Sen. Leno suggested that the cost to the state of longer sentences could reach hundreds of millions of dollars in the next ten years — at a time when California prisons are critically overcrowded and revenues are critically sparse.
But Daphne Phung, Founder of California Against Slavery, Prop 35’s primary sponsor, countered that, “If this initiative prevents only one child from being trafficked, it’s really worth it.”
Leno also questioned Prop 35’s requirement that convicted sex traffickers register as sex offenders — whether or not they have committed what are traditionally considered sex crimes.
While this will further burden California’s already-failing sex offender registry, which struggles without adequate funding for enforcement, logic suggests that trafficking a child to be raped by someone else is as great an offense as raping the child oneself. Plenty of voters would likely opt for being informed when a convicted sex trafficker moves to the neighborhood.
And this provides a nice segue to issues of civil liberty, a frequent basis of criticism of sex offender registry laws, which mandate that perpetrators who have served their sentences receive what some consider unconstitutional, lifelong punishment in the form of public shaming and harassment as a result of the registries.
Prop 35 would add fuel to this fiery debate by further mandating that all sex offenders (which would include sex traffickers if the measure passes) report their Internet service providers, online identities, user names and email addresses to law enforcement. The measure’s intent is to prevent online sexual exploitation, pornography, and recruitment for trafficking purposes, but the ACLU thinks it goes too far.
The organization’s legislative director for California, Francisco Lobaco, said at a hearing on Prop 35 that it raises serious free speech concerns: “The Supreme Court has long held that the First Amendment protects the right to speak anonymously. The initiative infringes on that right of registrants to speak anonymously on the Internet, because it means a person who is convicted decades ago of a relatively minor sex offense, such as indecent exposure, or a crime that has absolutely nothing to do with either children or the use of the Internet, must now inform the police of any name he or she uses in any sort of online discussion group. … This raises significant constitutional issues if in fact this initiative were to pass.”
And when that happens, those who question Prop 35 might be relieved to know that the sponsors wisely included a failsafe mechanism: Once passed, the resulting act can be amended by a simple majority of the votes in the state legislature, which begs the question of why the sponsors didn’t work with the legislature to begin with.
Klaas’ response to the question is steeped in experience.
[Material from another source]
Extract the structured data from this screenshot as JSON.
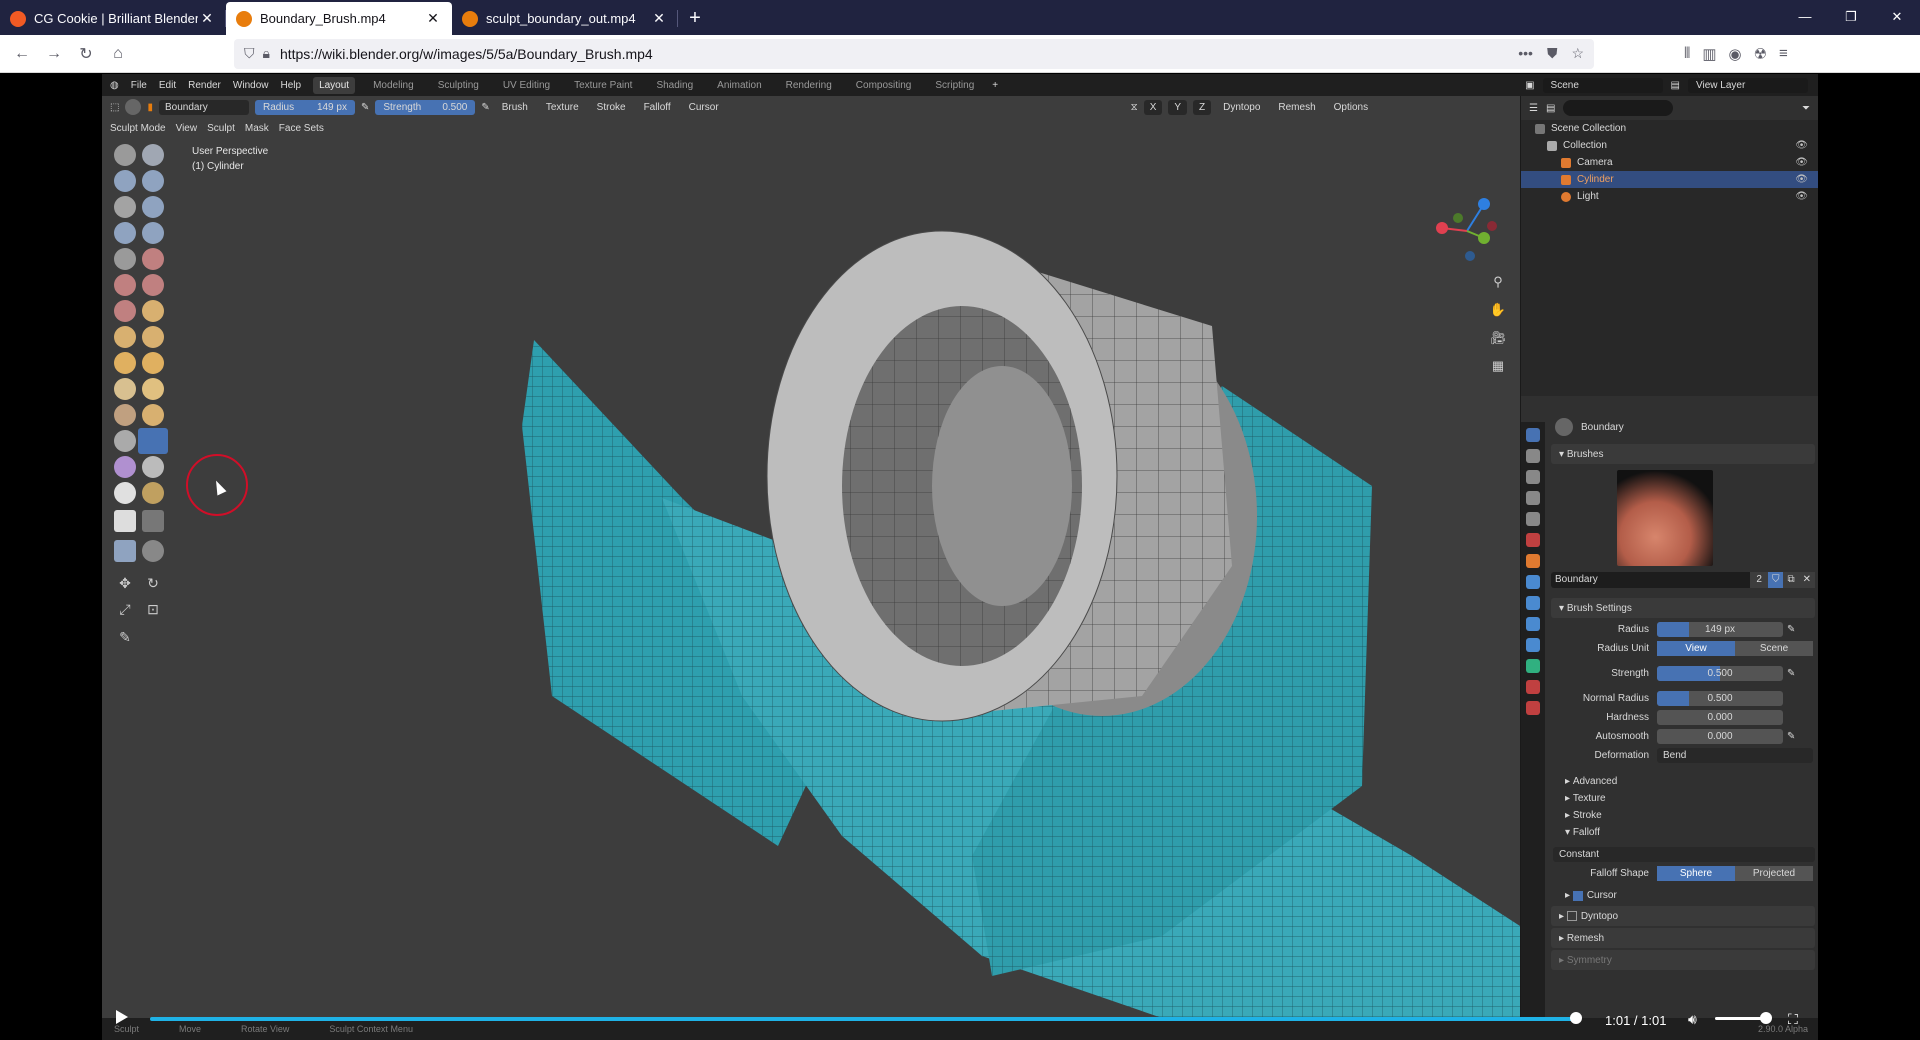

“Lawmaking is frustrating at any level,” he said. “I’m torn by this, but I’m loathsome of the legislature. I can’t stand it up there [in Sacramento]. I’m in contempt of the whole bunch of them. It’s a terrible process. But the initiative is a process that can get things done.”
Klaas is correct: Initiatives can get things done — sometimes good things, sometimes bad.
California initiatives have banned same-sex marriage (Prop 8, in 2008), done away with bilingual education (Prop 227, in 1998), undermined funding for public schools (Prop 13, in 1978), mandated life sentences that have been wildly more severe than some “third strike” offenses warranted (Prop 184, in 1994), prohibited affirmative action in public employment, education and contracting (Prop 209, in 1996), denied healthcare and education to undocumented immigrants (Prop 187, in 1994), and the list of supposed “citizen” initiative fiascos goes on.
In the meantime, Prop 35 is going to pass, and we can only wait to see if it produces good things for the people of California or ends up in the rogue’s gallery of ill-conceived and malevolent ballot measures.
For more information on human trafficking:
California League of Women Voters Prop 35 analysis